Did you know that up to 91 percent of competitive swimmers have reported experiencing shoulder pain? Unfortunately most young swimmers will develop such pain—it’s just part of the sport. […]
A recent study looked at 80 elite swimmers aged 13-26 and found that 91 percent had shoulder pain. The mean age of these swimmers was 15.9 year old–kids! The majority of these swimmers competed at state to international level so they were the best of the best.
The study examined whether shoulder pain was related to swimming stroke, laxity (tissue looseness) or training. 52 participants had MRIs performed and 69 percent of those revealed rotator cuff tendonopathy—in other words, degenerative or overuse changes of the rotator cuff tendons.
The higher level of competition was related to a higher incidence of tendonopathy (100 percent, 89 percent, 40 percent in the international, national and club athlete, respectively).

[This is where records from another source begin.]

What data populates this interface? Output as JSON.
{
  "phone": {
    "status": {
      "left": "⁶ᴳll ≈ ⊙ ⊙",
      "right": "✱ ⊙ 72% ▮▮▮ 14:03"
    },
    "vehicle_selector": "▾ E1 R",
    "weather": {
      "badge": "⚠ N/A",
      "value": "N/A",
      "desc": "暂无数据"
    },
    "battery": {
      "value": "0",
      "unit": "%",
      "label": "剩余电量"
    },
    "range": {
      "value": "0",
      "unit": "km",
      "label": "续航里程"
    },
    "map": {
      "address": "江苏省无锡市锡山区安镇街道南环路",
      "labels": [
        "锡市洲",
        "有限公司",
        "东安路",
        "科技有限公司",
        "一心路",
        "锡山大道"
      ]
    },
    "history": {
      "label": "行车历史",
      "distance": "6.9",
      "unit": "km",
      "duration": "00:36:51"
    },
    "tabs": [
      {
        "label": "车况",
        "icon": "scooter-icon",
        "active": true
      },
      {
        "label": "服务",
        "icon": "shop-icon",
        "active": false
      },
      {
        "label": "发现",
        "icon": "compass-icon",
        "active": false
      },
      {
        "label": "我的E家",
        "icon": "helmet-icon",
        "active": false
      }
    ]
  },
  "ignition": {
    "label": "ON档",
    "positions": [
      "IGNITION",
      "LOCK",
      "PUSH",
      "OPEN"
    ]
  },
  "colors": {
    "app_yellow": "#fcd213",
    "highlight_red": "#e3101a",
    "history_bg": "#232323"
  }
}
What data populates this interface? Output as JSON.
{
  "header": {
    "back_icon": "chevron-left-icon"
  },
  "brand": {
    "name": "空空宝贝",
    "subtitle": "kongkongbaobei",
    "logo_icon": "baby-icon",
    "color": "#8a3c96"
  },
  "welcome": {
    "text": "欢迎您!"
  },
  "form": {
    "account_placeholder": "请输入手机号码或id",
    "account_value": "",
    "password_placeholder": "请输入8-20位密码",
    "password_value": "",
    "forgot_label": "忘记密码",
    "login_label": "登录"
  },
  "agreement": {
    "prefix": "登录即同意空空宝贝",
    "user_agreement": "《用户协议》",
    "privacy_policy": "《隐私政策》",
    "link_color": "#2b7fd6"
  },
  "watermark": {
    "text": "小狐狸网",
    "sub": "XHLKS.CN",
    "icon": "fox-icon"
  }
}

This condition was found in 54 percent of swimmers aged between 13 and 14 years, 77 percent between 15 and 16 years, 100 percent between 17 and 18 years and 71 percent between 19 and 22 years of age—as I said, kids! The study found swimmers averaging 15 hours or more than 35 miles per week, demonstrated overuse changes in the rotator cuff tendons.There was not a relationship between tendonopathy and either the type of stroke or laxity.
Photo by Jim Bahn